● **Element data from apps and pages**
—————

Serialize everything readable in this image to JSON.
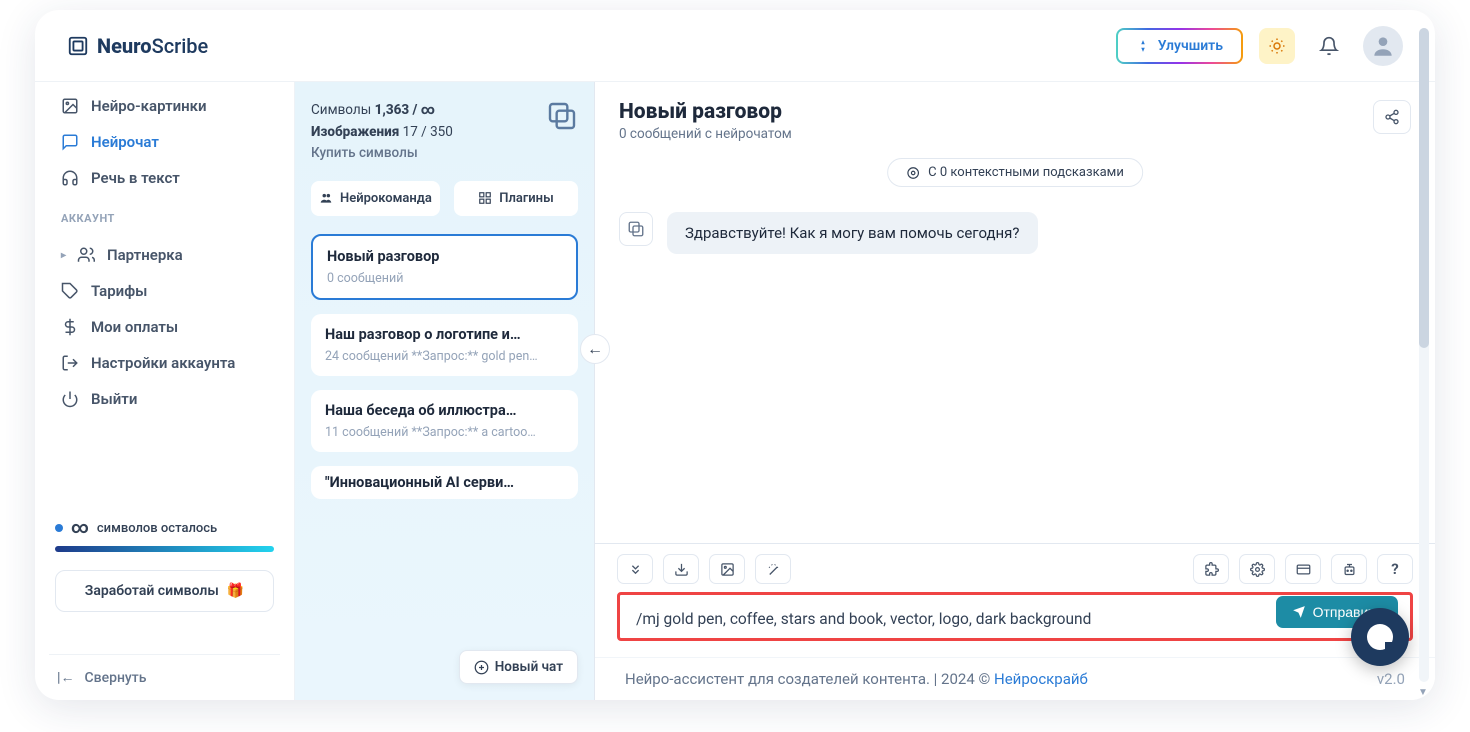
{
  "brand": {
    "bold": "Neuro",
    "light": "Scribe"
  },
  "top": {
    "upgrade": "Улучшить"
  },
  "sidebar": {
    "nav": [
      {
        "label": "Нейро-картинки",
        "icon": "image"
      },
      {
        "label": "Нейрочат",
        "icon": "chat",
        "active": true
      },
      {
        "label": "Речь в текст",
        "icon": "headphones"
      }
    ],
    "account_header": "АККАУНТ",
    "account": [
      {
        "label": "Партнерка",
        "icon": "users",
        "caret": true
      },
      {
        "label": "Тарифы",
        "icon": "tag"
      },
      {
        "label": "Мои оплаты",
        "icon": "dollar"
      },
      {
        "label": "Настройки аккаунта",
        "icon": "logout"
      },
      {
        "label": "Выйти",
        "icon": "power"
      }
    ],
    "usage": {
      "text": "символов осталось"
    },
    "earn": "Заработай символы",
    "collapse": "Свернуть"
  },
  "convpanel": {
    "symbols_label": "Символы",
    "symbols_value": "1,363 / ∞",
    "images_label": "Изображения",
    "images_value": "17 / 350",
    "buy": "Купить символы",
    "tab_team": "Нейрокоманда",
    "tab_plugins": "Плагины",
    "items": [
      {
        "title": "Новый разговор",
        "sub": "0 сообщений",
        "active": true
      },
      {
        "title": "Наш разговор о логотипе и…",
        "sub": "24 сообщений  **Запрос:** gold pen…"
      },
      {
        "title": "Наша беседа об иллюстра…",
        "sub": "11 сообщений  **Запрос:** a cartoo…"
      },
      {
        "title": "\"Инновационный AI серви…",
        "sub": ""
      }
    ],
    "newchat": "Новый чат"
  },
  "chat": {
    "title": "Новый разговор",
    "subtitle": "0 сообщений с нейрочатом",
    "context": "С 0 контекстными подсказками",
    "greeting": "Здравствуйте! Как я могу вам помочь сегодня?"
  },
  "composer": {
    "value": "/mj gold pen, coffee, stars and book, vector, logo, dark background",
    "send": "Отправить"
  },
  "footer": {
    "text": "Нейро-ассистент для создателей контента.  | 2024 ©",
    "link": "Нейроскрайб",
    "version": "v2.0"
  }
}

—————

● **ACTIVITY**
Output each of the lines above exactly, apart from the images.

● **SOLVED PROBLEM**
Serialize everything readable in this image to JSON.
{
  "brand": {
    "bold": "Neuro",
    "light": "Scribe"
  },
  "top": {
    "upgrade": "Улучшить"
  },
  "sidebar": {
    "nav": [
      {
        "label": "Нейро-картинки",
        "icon": "image"
      },
      {
        "label": "Нейрочат",
        "icon": "chat",
        "active": true
      },
      {
        "label": "Речь в текст",
        "icon": "headphones"
      }
    ],
    "account_header": "АККАУНТ",
    "account": [
      {
        "label": "Партнерка",
        "icon": "users",
        "caret": true
      },
      {
        "label": "Тарифы",
        "icon": "tag"
      },
      {
        "label": "Мои оплаты",
        "icon": "dollar"
      },
      {
        "label": "Настройки аккаунта",
        "icon": "logout"
      },
      {
        "label": "Выйти",
        "icon": "power"
      }
    ],
    "usage": {
      "text": "символов осталось"
    },
    "earn": "Заработай символы",
    "collapse": "Свернуть"
  },
  "convpanel": {
    "symbols_label": "Символы",
    "symbols_value": "1,363 / ∞",
    "images_label": "Изображения",
    "images_value": "17 / 350",
    "buy": "Купить символы",
    "tab_team": "Нейрокоманда",
    "tab_plugins": "Плагины",
    "items": [
      {
        "title": "Новый разговор",
        "sub": "0 сообщений",
        "active": true
      },
      {
        "title": "Наш разговор о логотипе и…",
        "sub": "24 сообщений  **Запрос:** gold pen…"
      },
      {
        "title": "Наша беседа об иллюстра…",
        "sub": "11 сообщений  **Запрос:** a cartoo…"
      },
      {
        "title": "\"Инновационный AI серви…",
        "sub": ""
      }
    ],
    "newchat": "Новый чат"
  },
  "chat": {
    "title": "Новый разговор",
    "subtitle": "0 сообщений с нейрочатом",
    "context": "С 0 контекстными подсказками",
    "greeting": "Здравствуйте! Как я могу вам помочь сегодня?"
  },
  "composer": {
    "value": "/mj gold pen, coffee, stars and book, vector, logo, dark background",
    "send": "Отправить"
  },
  "footer": {
    "text": "Нейро-ассистент для создателей контента.  | 2024 ©",
    "link": "Нейроскрайб",
    "version": "v2.0"
  }
}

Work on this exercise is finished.